A few weeks ago, the U.S. Food and Drug Administration and the Centers for Disease Control and Prevention issued a joint statement agreeing that booster shots were not yet needed for those already inoculated. That may be the case for most people right now, but there are good reasons to think we'll eventually need booster shots. Moderna's (MRNA -3.52%) president, Stephen Hoge, made a strong case for this claim during the company's second-quarter earnings conference call.
Let's look into what Hoge said, and what it could mean for Moderna and its shareholders.
Waning efficacy...and more

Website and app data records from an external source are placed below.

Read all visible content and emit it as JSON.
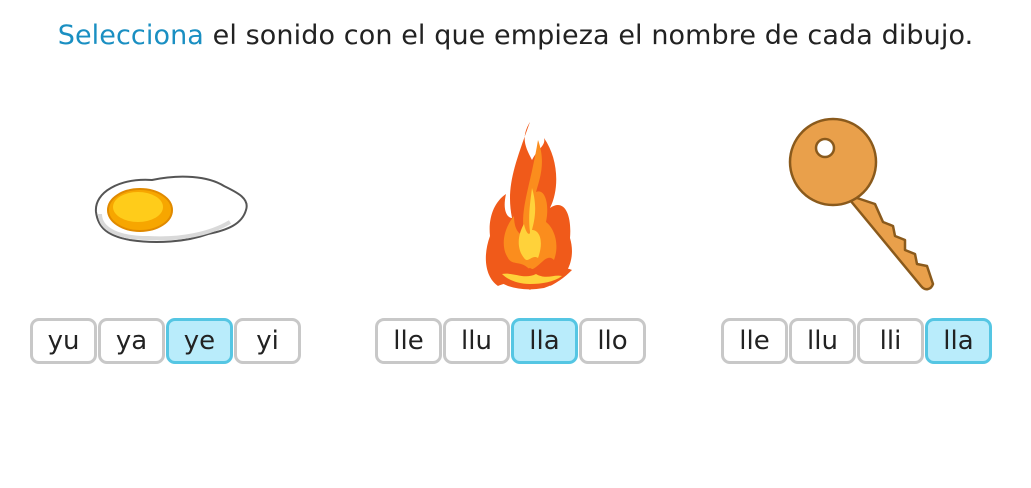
{
  "instruction": {
    "highlight": "Selecciona",
    "rest": " el sonido con el que empieza el nombre de cada dibujo."
  },
  "colors": {
    "highlight": "#1a8fc2",
    "selected_fill": "#b9ecfb",
    "selected_border": "#55c6e3",
    "option_border": "#c8c8c8"
  },
  "items": [
    {
      "picture": "fried-egg-icon",
      "options": [
        "yu",
        "ya",
        "ye",
        "yi"
      ],
      "selected": "ye"
    },
    {
      "picture": "fire-icon",
      "options": [
        "lle",
        "llu",
        "lla",
        "llo"
      ],
      "selected": "lla"
    },
    {
      "picture": "key-icon",
      "options": [
        "lle",
        "llu",
        "lli",
        "lla"
      ],
      "selected": "lla"
    }
  ]
}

Moderna's COVID-19 vaccine, mRNA-1273, has been shown to remain 93.2% effective four to six months after the second dose. The company's original data pegged mRNA-1273's efficacy at 94.1%. These results are impressive, but they hardly tell the whole story. There are several dynamics at play that will eventually create a need for booster shots -- or so the argument goes.

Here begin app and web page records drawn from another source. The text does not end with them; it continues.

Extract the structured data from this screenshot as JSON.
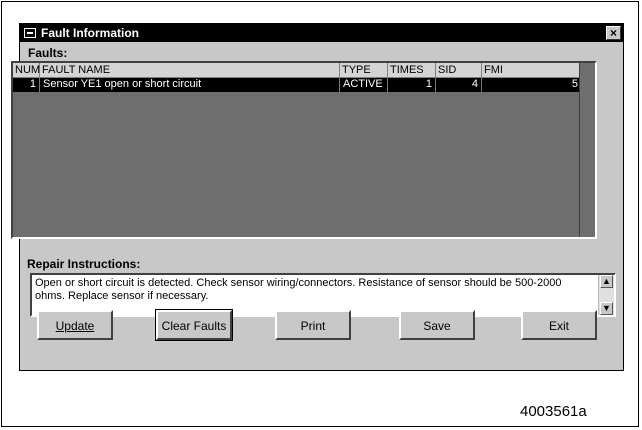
{
  "window": {
    "title": "Fault Information",
    "close_glyph": "×"
  },
  "faults_label": "Faults:",
  "table": {
    "columns": [
      "NUM",
      "FAULT NAME",
      "TYPE",
      "TIMES",
      "SID",
      "FMI"
    ],
    "rows": [
      {
        "num": "1",
        "fault_name": "Sensor YE1 open or short circuit",
        "type": "ACTIVE",
        "times": "1",
        "sid": "4",
        "fmi": "5"
      }
    ]
  },
  "repair": {
    "label": "Repair Instructions:",
    "text": "Open or short circuit is detected. Check sensor wiring/connectors. Resistance of sensor should be 500-2000 ohms. Replace sensor if necessary."
  },
  "buttons": {
    "update": "Update",
    "clear_faults": "Clear Faults",
    "print": "Print",
    "save": "Save",
    "exit": "Exit"
  },
  "figure_id": "4003561a"
}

It is worth quoting Hoge's reasoning at length: "We believe today that the increased force of infection that's resulting from the delta variant, fatigue with nonpharmaceutical interventions, and the seasonal effects of moving indoors will eventually lead to an increase in breakthrough infections in vaccinated individuals. In fact, there have been reports of that already."
Furthermore, Hoge believes that mRNA-1273's efficacy will eventually decline. He concludes: "Given this intersection between a rising force of infection and waning immunity, we believe a dose three of a booster will likely be necessary to keep us as safe as possible through the winter season in [the] Northern Hemisphere."
Hoge could hardly have been more clear. Let's decipher the financial implications of his statements -- assuming that he's correct.
More advance purchase agreements on the way?
During the second quarter, which ended June 30, Moderna racked up $4.2 billion in sales from mRNA-1273. The company expects a total of $20 billion this year from its crown jewel, including the revenue it generated during the first half of the year, which amounted to $5.9 billion. Management claims the company is capacity-constrained, and it won't take additional advance purchase agreements (APAs) to be delivered in 2021.
But what about next year? Moderna has already signed $12 billion worth of APAs for 2022, along with $8 billion in options. Given the increasingly likely need for booster shots, I expect these $8 billion in options to be activated. And considering the company is still discussing potential APAs with various governments -- not to mention working to improve manufacturing capacity -- sales of its coronavirus vaccine in 2022 have a real chance of exceeding the $20 billion it will generate this year. Moderna has even signed APAs for 2023, indicating that mRNA-1273 will continue to contribute meaningfully to the biotech's top line until then.
What does this mean for investors?
Moderna has already benefited tremendously from its coronavirus-related work. The company's stock is up by 2,390% since January 2020, and it currently boasts a market cap of $195.42 billion. Right now, few biotechs are worth more than Moderna. Even a reputable and established company such as Gilead Sciences is valued at less than half of Moderna's market cap.
How much upside does the vaccine maker have left? With the increasing danger posed by the delta variant, the (probable) need for booster shots, and the opportunity to market mRNA-1273 for adolescents between the ages of 12 and 17, Moderna's stock likely hasn't peaked yet, even when you consider only its coronavirus-related opportunities. Naturally, this tailwind will eventually come to an end, and I don't expect Moderna's stock to maintain the pace it's had for the past year and a half indefinitely -- not even close.
With that said, the company's mRNA platform carries serious potential. Moderna is already moving ahead with several other programs in its pipeline. These include potential vaccines preventing Zika, influenza, and cytomegalovirus infections. Moderna won't be strapped for cash anytime soon, which will allow it to support its research and development activities without resorting to dilutive forms of financing.
Once the pandemic subsides, Moderna's shares will probably see some darker days. But in the long run, I fully expect this biotech stock to continue beating the market. Moreover, the pandemic's current trajectory (many governments are reintroducing mask mandates and other restrictions due to the delta variant) is likely to benefit vaccine makers.
A better entry point for this stock might or might not come soon. I think now is as good a time as any to purchase Moderna shares.